# EXERCISE DIRECTIONS
Only the number is needed: how many lines in the entries below contain the string "value"?
** Opening AVAILABLE DATA block **
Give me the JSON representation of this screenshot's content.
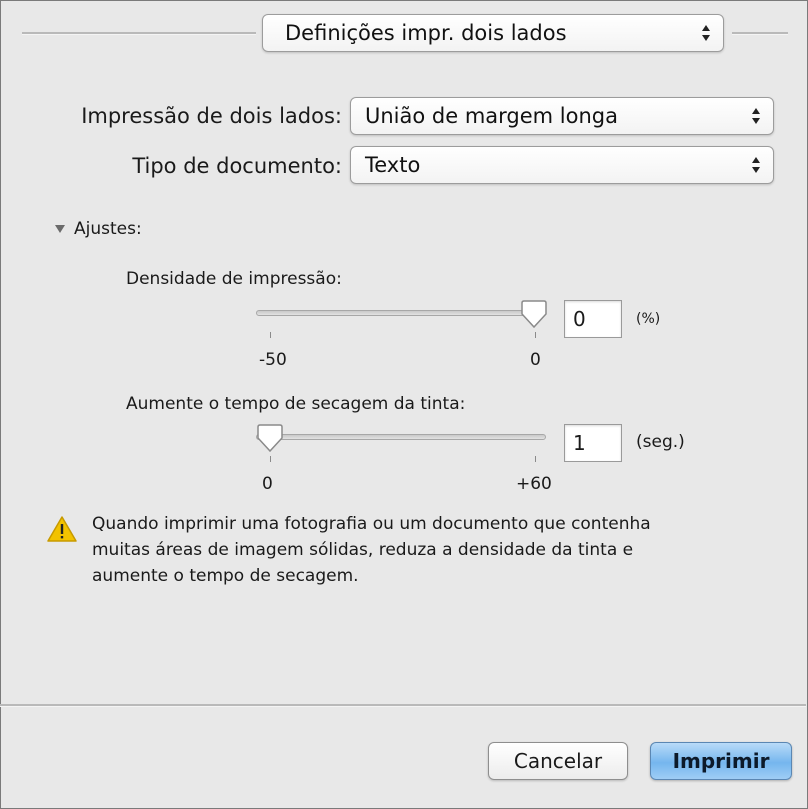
{
  "header": {
    "panel_popup": "Definições impr. dois lados"
  },
  "duplex": {
    "label": "Impressão de dois lados:",
    "value": "União de margem longa"
  },
  "doc_type": {
    "label": "Tipo de documento:",
    "value": "Texto"
  },
  "adjustments": {
    "label": "Ajustes:",
    "density": {
      "label": "Densidade de impressão:",
      "value": "0",
      "unit": "(%)",
      "min_label": "-50",
      "max_label": "0",
      "fraction": 1.0
    },
    "drying": {
      "label": "Aumente o tempo de secagem da tinta:",
      "value": "1",
      "unit": "(seg.)",
      "min_label": "0",
      "max_label": "+60",
      "fraction": 0.0
    }
  },
  "warning": {
    "line1": "Quando imprimir uma fotografia ou um documento que contenha",
    "line2": "muitas áreas de imagem sólidas, reduza a densidade da tinta e",
    "line3": "aumente o tempo de secagem."
  },
  "buttons": {
    "cancel": "Cancelar",
    "print": "Imprimir"
  },
  "colors": {
    "background": "#e8e8e8",
    "primary_button": "#75b6ee",
    "warning": "#f2c200"
  }
}
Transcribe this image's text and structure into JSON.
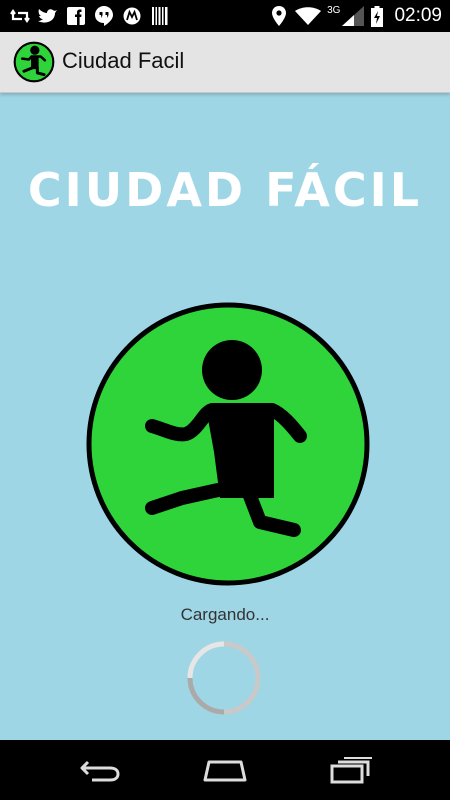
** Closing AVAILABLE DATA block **
# THE ANSWER
4